So, here’s that evening, re-lived in all its gory glory!
We rock up at Bob and Beth’s. To their credit they’ve prepped. Oh they’ve prepped. The door opens and we’re hit, hard, by a powerful – close to crippling – stench of incense. They see us recoil and apologise:
“We thought we’d make the first one a bit different. We used to be in a small group which dried up – became a bit of a drain on us all. So we’re aiming high for this new group. We want to stay well away from mediocre.”
What they perhaps hadn’t stumbled onto was that in running away from a previous bad experience (in this case a dull, mediocre, small group) they were running towards something else.
See, there’s no neutral ground. The further you run from something, the more you – inadvertently – run into a different territory. Run far enough away from one thing and you’ll end up at the extreme end of its opposite.
And that’s exactly where Bob and Beth had got to. But were so busy looking over their shoulder at the small group they didn’t want to be, they hadn’t clocked it.
The lesson (apart from that 13 incense sticks is way too many) is this:
Jesus asked Peter to get out of the boat – to do something he’d never done by keeping his eyes on Jesus. Taking his off Jesus and onto what he didn’t want to get engulfed by (the water under him) ironically caused Peter to sink into it.
Looking at what we think is wrong, or at what we felt sunk any past small group, is only going to create a reactive small group – not a proactive one.
And, perhaps as frighteningly, focusing not on that previous disaster but on the prize is equally risky. Neither extreme is better than the other. The answer, or perfect small group, lies in doing what Jesus invited Peter to do: fix your eyes first on him. And keep them there.
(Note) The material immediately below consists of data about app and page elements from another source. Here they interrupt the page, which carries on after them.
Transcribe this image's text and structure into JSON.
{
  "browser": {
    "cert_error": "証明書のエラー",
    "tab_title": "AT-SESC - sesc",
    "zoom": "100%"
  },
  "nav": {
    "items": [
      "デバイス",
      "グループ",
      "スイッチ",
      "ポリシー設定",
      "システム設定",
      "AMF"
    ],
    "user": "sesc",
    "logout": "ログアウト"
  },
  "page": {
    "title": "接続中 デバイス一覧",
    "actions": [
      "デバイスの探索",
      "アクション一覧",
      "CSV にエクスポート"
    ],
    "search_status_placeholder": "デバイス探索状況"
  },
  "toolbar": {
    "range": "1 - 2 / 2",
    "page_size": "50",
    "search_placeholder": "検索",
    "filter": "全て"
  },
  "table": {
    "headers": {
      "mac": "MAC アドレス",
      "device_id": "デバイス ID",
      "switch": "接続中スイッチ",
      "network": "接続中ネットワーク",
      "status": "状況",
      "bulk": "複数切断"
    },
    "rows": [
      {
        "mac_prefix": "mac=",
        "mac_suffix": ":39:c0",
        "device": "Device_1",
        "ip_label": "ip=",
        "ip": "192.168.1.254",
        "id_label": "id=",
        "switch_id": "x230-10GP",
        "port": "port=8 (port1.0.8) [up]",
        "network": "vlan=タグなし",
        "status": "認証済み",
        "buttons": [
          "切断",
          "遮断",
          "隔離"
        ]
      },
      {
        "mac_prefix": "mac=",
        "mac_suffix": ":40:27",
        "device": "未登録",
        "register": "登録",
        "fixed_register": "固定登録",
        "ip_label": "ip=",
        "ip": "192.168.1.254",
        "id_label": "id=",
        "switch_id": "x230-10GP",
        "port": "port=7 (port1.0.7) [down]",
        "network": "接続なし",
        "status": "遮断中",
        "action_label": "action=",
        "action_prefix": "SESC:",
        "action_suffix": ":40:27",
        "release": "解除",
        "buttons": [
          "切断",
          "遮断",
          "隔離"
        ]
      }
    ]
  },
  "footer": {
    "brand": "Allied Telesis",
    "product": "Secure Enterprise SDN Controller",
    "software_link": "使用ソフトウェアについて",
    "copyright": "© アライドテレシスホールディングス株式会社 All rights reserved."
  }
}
Selwyn Hughes once said, “A shepherd needs to keep his eyes on the sheep, not on the other shepherds”. If that’s you, take your eyes off the prize (be that growing the biggest small group in church, planting more small groups, building a worship community – whatever) or off the previous disaster.
Because there’s only one way to stop your small group withering – remain with your eyes on Jesus:
“If you do not remain in me, you are like a branch that is thrown away and withers.” (John 15:6)
About Steve Adams
Steve is married to Ruth and they have 4 children. They’ve run small groups in churches and written several books resourcing small groups in creative ways of engaging with God, the Bible and current issues.